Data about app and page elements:
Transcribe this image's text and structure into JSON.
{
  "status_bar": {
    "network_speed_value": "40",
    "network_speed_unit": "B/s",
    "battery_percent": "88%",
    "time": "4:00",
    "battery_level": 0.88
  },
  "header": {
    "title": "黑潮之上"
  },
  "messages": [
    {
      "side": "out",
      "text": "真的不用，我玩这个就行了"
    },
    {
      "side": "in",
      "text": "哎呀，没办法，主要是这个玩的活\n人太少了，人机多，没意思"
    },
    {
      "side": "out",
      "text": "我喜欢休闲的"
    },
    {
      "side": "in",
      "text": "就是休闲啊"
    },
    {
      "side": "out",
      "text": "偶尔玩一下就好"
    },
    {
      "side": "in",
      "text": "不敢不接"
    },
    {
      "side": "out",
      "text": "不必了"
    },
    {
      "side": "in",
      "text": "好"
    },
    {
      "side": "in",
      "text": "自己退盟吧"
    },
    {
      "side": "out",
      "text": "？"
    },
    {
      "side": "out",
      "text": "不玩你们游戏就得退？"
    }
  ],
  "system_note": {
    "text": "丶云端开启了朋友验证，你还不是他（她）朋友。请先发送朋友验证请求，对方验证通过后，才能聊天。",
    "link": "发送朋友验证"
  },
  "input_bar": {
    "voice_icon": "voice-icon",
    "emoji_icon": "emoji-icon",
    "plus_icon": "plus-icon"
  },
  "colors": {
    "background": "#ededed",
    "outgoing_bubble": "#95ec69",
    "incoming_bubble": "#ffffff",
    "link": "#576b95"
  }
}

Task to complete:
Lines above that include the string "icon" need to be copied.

The answer:
    "voice_icon": "voice-icon",
    "emoji_icon": "emoji-icon",
    "plus_icon": "plus-icon"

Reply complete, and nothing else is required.